Thinking about the matter even further, what is true of the Confederate flag in the South and the United States flag in the Southwest can probably be extended to every flag planted everywhere in the world (and on the surface of the moon). Flags are to human beings as urine is to canines. They claim territory and mark boundaries. They are by their customary usage symbols of domination, exclusion and exceptionalism. They indicate a willingness to fight to preserve the marked territory. While it can hardly be said that flags are themselves the cause of wars, they are certainly manifestations of all the underlying conditions of war. A flag says “Those who salute this piece of cloth belong here; those who do not should go elsewhere.” Flags—whether they be those of nations, states, counties, municipalities, corporations, educational institutions, religious institutions, rebel organizations, criminal syndicates or yacht clubs—are manifestations of the most animalistic and savage side of the human race. It is time to consider taking every flag ever designed off the flagpole and consigning it either to a bonfire or to a museum of horrors. And it is certainly time to evolve out of all the territorialism and competition for which flags stand.

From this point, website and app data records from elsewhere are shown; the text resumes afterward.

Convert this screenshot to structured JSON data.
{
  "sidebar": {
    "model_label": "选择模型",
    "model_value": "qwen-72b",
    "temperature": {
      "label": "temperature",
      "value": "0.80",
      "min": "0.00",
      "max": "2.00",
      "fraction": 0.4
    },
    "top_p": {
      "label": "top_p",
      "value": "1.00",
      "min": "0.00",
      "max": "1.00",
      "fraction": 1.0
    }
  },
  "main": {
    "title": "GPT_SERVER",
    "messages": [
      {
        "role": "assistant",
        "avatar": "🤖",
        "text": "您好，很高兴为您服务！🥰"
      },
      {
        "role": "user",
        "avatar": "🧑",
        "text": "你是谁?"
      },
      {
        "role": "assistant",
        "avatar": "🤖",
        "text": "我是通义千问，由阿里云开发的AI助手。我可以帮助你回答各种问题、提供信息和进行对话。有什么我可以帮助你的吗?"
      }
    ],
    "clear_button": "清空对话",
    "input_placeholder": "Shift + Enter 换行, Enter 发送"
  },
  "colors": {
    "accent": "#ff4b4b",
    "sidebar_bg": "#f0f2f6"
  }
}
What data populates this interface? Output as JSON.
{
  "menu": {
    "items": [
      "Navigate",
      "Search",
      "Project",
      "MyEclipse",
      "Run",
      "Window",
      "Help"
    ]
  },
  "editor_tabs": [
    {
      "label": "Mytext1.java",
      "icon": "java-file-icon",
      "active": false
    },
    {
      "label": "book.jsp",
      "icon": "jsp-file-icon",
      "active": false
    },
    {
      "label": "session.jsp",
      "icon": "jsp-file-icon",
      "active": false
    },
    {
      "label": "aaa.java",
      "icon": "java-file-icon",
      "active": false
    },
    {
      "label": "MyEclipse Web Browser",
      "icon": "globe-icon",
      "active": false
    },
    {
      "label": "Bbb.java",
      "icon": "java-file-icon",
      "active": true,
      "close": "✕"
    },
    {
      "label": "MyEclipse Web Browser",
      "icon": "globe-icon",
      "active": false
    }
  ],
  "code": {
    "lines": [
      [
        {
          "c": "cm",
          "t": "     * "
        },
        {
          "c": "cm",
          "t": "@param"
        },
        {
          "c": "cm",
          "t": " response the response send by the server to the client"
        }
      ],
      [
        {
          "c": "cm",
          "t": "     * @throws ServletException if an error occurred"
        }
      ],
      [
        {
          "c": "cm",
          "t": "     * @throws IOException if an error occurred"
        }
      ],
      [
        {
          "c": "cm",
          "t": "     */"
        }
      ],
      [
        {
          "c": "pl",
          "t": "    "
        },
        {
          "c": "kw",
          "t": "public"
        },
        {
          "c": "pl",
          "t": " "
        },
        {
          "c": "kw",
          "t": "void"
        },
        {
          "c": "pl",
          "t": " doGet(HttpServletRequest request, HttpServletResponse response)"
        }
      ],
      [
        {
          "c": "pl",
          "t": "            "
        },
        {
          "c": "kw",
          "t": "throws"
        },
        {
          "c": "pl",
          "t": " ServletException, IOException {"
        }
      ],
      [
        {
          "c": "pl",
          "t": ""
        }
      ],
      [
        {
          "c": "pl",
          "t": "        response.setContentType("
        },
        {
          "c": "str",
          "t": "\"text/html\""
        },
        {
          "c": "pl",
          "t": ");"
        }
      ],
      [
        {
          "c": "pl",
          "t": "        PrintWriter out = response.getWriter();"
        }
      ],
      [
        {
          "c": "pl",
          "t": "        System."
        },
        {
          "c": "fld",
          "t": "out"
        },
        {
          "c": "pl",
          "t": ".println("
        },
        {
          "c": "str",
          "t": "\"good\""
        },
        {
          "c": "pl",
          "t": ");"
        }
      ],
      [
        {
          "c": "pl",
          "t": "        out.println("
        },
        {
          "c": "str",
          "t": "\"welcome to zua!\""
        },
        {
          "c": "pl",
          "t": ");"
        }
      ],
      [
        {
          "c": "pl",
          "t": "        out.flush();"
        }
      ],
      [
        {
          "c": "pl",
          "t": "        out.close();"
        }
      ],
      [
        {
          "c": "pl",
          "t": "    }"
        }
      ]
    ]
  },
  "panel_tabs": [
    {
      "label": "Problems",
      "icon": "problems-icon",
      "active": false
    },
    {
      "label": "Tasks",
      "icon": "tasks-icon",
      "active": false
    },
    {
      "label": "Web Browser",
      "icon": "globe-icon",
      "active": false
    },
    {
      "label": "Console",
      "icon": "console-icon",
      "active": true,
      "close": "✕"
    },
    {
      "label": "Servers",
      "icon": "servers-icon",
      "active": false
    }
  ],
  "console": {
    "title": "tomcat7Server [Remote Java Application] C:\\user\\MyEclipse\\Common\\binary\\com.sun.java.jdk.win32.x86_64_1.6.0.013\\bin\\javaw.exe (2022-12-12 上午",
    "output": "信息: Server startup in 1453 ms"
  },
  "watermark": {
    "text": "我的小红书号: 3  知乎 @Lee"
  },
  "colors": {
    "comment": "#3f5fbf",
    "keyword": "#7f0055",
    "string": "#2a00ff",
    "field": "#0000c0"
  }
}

Seventeen years after New Mexico became a state, President Herbert Hoover signed a Congressional resolution making “The Star-Spangled Banner” the national anthem of the United States of America. The song had been composed in 1814 after a crucial battle in the the Anglo-American War of 1812, the first war declared by the United States after it gained independence from Great Britain on September 3, 1783 . The anthem is a song about the nation’s flag and about American militarism. I first became uncomfortable singing it (and not only because it is a fiendishly difficult tune for anyone but a trained singer to carry) while I was an adolescent, and I have never been willing to sing it as an adult. The same is true of the pledge of allegiance to the flag. I simply will not say those words. It is my conviction that the age of nations must come to an end so that the human race can evolve beyond itself and leave itself behind—something it must do for its own survival.